[Assignment] Make an exact copy of every record that follows.

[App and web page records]
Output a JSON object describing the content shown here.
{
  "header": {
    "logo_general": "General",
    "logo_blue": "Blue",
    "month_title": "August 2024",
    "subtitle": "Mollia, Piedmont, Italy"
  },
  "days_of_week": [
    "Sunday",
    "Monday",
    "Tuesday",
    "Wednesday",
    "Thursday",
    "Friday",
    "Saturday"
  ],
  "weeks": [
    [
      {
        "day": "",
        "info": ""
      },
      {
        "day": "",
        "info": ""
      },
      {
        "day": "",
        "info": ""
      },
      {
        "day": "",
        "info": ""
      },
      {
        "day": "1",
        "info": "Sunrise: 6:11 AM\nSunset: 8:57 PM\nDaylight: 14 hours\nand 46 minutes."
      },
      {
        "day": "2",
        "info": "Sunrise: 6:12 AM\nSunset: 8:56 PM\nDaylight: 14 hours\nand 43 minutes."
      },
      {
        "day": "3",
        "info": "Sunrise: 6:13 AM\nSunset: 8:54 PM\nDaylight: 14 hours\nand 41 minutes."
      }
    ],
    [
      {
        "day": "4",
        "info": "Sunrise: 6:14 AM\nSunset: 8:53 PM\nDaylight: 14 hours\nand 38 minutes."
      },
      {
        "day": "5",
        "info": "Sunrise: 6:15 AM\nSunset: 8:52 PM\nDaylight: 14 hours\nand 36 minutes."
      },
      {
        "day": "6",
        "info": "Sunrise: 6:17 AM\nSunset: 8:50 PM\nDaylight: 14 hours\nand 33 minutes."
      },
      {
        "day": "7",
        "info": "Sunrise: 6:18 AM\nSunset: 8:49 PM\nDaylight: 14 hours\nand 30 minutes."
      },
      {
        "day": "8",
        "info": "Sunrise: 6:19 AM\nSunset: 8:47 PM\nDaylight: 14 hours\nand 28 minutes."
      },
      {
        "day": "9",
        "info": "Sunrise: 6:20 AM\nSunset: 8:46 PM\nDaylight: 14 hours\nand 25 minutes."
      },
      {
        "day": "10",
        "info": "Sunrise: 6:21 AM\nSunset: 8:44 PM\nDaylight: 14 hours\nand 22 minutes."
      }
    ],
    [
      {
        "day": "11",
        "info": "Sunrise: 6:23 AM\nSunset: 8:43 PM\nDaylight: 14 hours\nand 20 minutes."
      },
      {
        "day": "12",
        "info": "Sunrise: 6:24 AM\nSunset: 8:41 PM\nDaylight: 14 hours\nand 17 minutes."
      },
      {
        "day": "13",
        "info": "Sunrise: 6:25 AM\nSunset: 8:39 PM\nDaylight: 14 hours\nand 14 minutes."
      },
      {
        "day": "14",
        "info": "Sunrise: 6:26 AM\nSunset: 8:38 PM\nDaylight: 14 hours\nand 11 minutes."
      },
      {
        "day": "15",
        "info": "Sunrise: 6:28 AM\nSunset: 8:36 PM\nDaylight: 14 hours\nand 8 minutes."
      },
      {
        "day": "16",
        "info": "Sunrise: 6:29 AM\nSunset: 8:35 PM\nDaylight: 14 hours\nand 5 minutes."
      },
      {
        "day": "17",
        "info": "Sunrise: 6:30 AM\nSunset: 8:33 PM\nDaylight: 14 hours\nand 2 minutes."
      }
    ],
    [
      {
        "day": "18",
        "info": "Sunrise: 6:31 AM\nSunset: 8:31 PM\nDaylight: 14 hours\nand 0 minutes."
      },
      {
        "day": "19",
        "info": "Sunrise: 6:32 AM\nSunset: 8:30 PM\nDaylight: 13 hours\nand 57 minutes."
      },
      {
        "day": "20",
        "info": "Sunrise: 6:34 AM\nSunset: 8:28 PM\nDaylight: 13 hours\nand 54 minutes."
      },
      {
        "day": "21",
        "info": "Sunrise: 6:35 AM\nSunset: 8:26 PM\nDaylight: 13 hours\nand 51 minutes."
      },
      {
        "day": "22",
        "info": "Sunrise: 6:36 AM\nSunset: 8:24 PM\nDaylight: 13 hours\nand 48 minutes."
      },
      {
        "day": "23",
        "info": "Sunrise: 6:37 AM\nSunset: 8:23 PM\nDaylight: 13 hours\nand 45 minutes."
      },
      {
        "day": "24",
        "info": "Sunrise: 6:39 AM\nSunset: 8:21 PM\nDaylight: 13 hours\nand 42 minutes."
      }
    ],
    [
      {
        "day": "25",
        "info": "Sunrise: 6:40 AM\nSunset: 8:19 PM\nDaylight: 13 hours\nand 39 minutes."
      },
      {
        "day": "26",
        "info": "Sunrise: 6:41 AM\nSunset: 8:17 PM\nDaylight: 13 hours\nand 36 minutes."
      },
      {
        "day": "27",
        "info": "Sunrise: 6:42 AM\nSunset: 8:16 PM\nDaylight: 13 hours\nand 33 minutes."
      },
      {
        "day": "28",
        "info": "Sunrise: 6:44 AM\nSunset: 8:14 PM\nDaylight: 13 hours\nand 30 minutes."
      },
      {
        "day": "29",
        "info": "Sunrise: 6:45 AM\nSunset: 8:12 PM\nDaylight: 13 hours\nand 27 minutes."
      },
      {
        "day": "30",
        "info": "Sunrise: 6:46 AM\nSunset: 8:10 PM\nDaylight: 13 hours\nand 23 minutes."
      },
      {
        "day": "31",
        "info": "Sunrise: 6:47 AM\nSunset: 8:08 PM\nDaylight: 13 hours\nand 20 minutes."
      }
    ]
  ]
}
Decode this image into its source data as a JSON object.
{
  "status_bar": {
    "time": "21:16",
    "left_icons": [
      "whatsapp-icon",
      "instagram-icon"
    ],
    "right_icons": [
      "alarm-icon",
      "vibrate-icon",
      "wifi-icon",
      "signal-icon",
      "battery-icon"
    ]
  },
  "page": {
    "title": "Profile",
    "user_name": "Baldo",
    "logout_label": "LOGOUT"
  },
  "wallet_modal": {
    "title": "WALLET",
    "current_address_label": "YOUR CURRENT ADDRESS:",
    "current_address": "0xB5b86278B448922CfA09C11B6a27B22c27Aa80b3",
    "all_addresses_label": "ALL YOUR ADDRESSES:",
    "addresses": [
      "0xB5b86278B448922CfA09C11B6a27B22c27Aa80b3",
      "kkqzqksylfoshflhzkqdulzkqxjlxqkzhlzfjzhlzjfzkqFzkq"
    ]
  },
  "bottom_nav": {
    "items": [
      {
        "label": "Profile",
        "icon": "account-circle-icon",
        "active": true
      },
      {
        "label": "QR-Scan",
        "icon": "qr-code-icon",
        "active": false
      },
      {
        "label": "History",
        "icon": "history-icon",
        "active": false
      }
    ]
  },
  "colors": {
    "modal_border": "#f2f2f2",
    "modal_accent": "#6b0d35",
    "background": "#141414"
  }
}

[Response to the task]
Output a JSON object describing the content shown here.
{
  "header": {
    "logo_general": "General",
    "logo_blue": "Blue",
    "month_title": "August 2024",
    "subtitle": "Mollia, Piedmont, Italy"
  },
  "days_of_week": [
    "Sunday",
    "Monday",
    "Tuesday",
    "Wednesday",
    "Thursday",
    "Friday",
    "Saturday"
  ],
  "weeks": [
    [
      {
        "day": "",
        "info": ""
      },
      {
        "day": "",
        "info": ""
      },
      {
        "day": "",
        "info": ""
      },
      {
        "day": "",
        "info": ""
      },
      {
        "day": "1",
        "info": "Sunrise: 6:11 AM\nSunset: 8:57 PM\nDaylight: 14 hours\nand 46 minutes."
      },
      {
        "day": "2",
        "info": "Sunrise: 6:12 AM\nSunset: 8:56 PM\nDaylight: 14 hours\nand 43 minutes."
      },
      {
        "day": "3",
        "info": "Sunrise: 6:13 AM\nSunset: 8:54 PM\nDaylight: 14 hours\nand 41 minutes."
      }
    ],
    [
      {
        "day": "4",
        "info": "Sunrise: 6:14 AM\nSunset: 8:53 PM\nDaylight: 14 hours\nand 38 minutes."
      },
      {
        "day": "5",
        "info": "Sunrise: 6:15 AM\nSunset: 8:52 PM\nDaylight: 14 hours\nand 36 minutes."
      },
      {
        "day": "6",
        "info": "Sunrise: 6:17 AM\nSunset: 8:50 PM\nDaylight: 14 hours\nand 33 minutes."
      },
      {
        "day": "7",
        "info": "Sunrise: 6:18 AM\nSunset: 8:49 PM\nDaylight: 14 hours\nand 30 minutes."
      },
      {
        "day": "8",
        "info": "Sunrise: 6:19 AM\nSunset: 8:47 PM\nDaylight: 14 hours\nand 28 minutes."
      },
      {
        "day": "9",
        "info": "Sunrise: 6:20 AM\nSunset: 8:46 PM\nDaylight: 14 hours\nand 25 minutes."
      },
      {
        "day": "10",
        "info": "Sunrise: 6:21 AM\nSunset: 8:44 PM\nDaylight: 14 hours\nand 22 minutes."
      }
    ],
    [
      {
        "day": "11",
        "info": "Sunrise: 6:23 AM\nSunset: 8:43 PM\nDaylight: 14 hours\nand 20 minutes."
      },
      {
        "day": "12",
        "info": "Sunrise: 6:24 AM\nSunset: 8:41 PM\nDaylight: 14 hours\nand 17 minutes."
      },
      {
        "day": "13",
        "info": "Sunrise: 6:25 AM\nSunset: 8:39 PM\nDaylight: 14 hours\nand 14 minutes."
      },
      {
        "day": "14",
        "info": "Sunrise: 6:26 AM\nSunset: 8:38 PM\nDaylight: 14 hours\nand 11 minutes."
      },
      {
        "day": "15",
        "info": "Sunrise: 6:28 AM\nSunset: 8:36 PM\nDaylight: 14 hours\nand 8 minutes."
      },
      {
        "day": "16",
        "info": "Sunrise: 6:29 AM\nSunset: 8:35 PM\nDaylight: 14 hours\nand 5 minutes."
      },
      {
        "day": "17",
        "info": "Sunrise: 6:30 AM\nSunset: 8:33 PM\nDaylight: 14 hours\nand 2 minutes."
      }
    ],
    [
      {
        "day": "18",
        "info": "Sunrise: 6:31 AM\nSunset: 8:31 PM\nDaylight: 14 hours\nand 0 minutes."
      },
      {
        "day": "19",
        "info": "Sunrise: 6:32 AM\nSunset: 8:30 PM\nDaylight: 13 hours\nand 57 minutes."
      },
      {
        "day": "20",
        "info": "Sunrise: 6:34 AM\nSunset: 8:28 PM\nDaylight: 13 hours\nand 54 minutes."
      },
      {
        "day": "21",
        "info": "Sunrise: 6:35 AM\nSunset: 8:26 PM\nDaylight: 13 hours\nand 51 minutes."
      },
      {
        "day": "22",
        "info": "Sunrise: 6:36 AM\nSunset: 8:24 PM\nDaylight: 13 hours\nand 48 minutes."
      },
      {
        "day": "23",
        "info": "Sunrise: 6:37 AM\nSunset: 8:23 PM\nDaylight: 13 hours\nand 45 minutes."
      },
      {
        "day": "24",
        "info": "Sunrise: 6:39 AM\nSunset: 8:21 PM\nDaylight: 13 hours\nand 42 minutes."
      }
    ],
    [
      {
        "day": "25",
        "info": "Sunrise: 6:40 AM\nSunset: 8:19 PM\nDaylight: 13 hours\nand 39 minutes."
      },
      {
        "day": "26",
        "info": "Sunrise: 6:41 AM\nSunset: 8:17 PM\nDaylight: 13 hours\nand 36 minutes."
      },
      {
        "day": "27",
        "info": "Sunrise: 6:42 AM\nSunset: 8:16 PM\nDaylight: 13 hours\nand 33 minutes."
      },
      {
        "day": "28",
        "info": "Sunrise: 6:44 AM\nSunset: 8:14 PM\nDaylight: 13 hours\nand 30 minutes."
      },
      {
        "day": "29",
        "info": "Sunrise: 6:45 AM\nSunset: 8:12 PM\nDaylight: 13 hours\nand 27 minutes."
      },
      {
        "day": "30",
        "info": "Sunrise: 6:46 AM\nSunset: 8:10 PM\nDaylight: 13 hours\nand 23 minutes."
      },
      {
        "day": "31",
        "info": "Sunrise: 6:47 AM\nSunset: 8:08 PM\nDaylight: 13 hours\nand 20 minutes."
      }
    ]
  ]
}
Decode this image into its source data as a JSON object.
{
  "status_bar": {
    "time": "21:16",
    "left_icons": [
      "whatsapp-icon",
      "instagram-icon"
    ],
    "right_icons": [
      "alarm-icon",
      "vibrate-icon",
      "wifi-icon",
      "signal-icon",
      "battery-icon"
    ]
  },
  "page": {
    "title": "Profile",
    "user_name": "Baldo",
    "logout_label": "LOGOUT"
  },
  "wallet_modal": {
    "title": "WALLET",
    "current_address_label": "YOUR CURRENT ADDRESS:",
    "current_address": "0xB5b86278B448922CfA09C11B6a27B22c27Aa80b3",
    "all_addresses_label": "ALL YOUR ADDRESSES:",
    "addresses": [
      "0xB5b86278B448922CfA09C11B6a27B22c27Aa80b3",
      "kkqzqksylfoshflhzkqdulzkqxjlxqkzhlzfjzhlzjfzkqFzkq"
    ]
  },
  "bottom_nav": {
    "items": [
      {
        "label": "Profile",
        "icon": "account-circle-icon",
        "active": true
      },
      {
        "label": "QR-Scan",
        "icon": "qr-code-icon",
        "active": false
      },
      {
        "label": "History",
        "icon": "history-icon",
        "active": false
      }
    ]
  },
  "colors": {
    "modal_border": "#f2f2f2",
    "modal_accent": "#6b0d35",
    "background": "#141414"
  }
}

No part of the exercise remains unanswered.